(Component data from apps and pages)
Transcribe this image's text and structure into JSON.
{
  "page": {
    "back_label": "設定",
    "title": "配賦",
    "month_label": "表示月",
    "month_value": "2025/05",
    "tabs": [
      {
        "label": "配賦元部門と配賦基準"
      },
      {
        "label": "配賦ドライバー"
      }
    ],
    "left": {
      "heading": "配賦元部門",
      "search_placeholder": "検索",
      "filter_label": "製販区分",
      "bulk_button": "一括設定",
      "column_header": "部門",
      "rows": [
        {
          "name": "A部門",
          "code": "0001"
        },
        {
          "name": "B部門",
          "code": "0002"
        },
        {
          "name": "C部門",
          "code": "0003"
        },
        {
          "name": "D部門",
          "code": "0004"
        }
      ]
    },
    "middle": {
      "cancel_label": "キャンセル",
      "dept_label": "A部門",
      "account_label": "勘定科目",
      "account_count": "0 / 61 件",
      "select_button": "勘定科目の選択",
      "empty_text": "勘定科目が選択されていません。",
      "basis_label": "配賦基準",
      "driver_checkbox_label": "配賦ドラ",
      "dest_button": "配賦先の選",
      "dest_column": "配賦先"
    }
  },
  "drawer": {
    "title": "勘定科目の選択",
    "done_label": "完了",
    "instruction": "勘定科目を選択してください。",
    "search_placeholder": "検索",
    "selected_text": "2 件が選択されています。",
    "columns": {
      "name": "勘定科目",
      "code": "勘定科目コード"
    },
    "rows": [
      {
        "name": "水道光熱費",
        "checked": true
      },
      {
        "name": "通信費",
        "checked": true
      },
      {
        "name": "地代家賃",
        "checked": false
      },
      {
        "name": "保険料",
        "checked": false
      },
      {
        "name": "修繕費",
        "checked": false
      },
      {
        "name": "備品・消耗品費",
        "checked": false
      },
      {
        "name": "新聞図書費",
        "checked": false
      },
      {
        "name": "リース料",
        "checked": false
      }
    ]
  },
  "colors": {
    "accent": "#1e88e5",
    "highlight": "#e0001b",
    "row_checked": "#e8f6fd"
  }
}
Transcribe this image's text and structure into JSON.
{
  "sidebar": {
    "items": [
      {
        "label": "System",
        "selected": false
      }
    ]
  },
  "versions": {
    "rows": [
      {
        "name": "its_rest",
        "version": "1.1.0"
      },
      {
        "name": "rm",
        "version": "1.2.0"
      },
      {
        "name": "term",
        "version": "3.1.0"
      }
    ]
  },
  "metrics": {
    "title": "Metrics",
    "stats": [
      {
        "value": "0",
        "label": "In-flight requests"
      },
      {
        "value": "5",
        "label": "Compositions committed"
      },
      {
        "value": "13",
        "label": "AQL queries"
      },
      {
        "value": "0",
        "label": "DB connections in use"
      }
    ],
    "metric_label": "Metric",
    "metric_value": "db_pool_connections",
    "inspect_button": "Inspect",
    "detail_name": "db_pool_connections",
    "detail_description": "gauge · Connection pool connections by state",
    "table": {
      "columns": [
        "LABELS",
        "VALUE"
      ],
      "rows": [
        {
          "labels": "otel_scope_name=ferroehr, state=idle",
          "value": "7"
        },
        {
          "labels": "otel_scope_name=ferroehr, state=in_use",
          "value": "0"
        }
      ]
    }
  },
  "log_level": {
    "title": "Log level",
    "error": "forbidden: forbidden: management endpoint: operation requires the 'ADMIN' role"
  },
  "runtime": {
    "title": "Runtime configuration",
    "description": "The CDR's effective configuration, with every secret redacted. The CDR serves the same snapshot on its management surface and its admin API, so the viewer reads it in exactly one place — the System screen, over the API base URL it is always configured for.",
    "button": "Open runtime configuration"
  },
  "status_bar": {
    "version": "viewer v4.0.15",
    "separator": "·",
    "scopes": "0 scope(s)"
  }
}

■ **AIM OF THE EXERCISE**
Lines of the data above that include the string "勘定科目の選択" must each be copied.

■ **WRITTEN REPLY**
      "select_button": "勘定科目の選択",
    "title": "勘定科目の選択",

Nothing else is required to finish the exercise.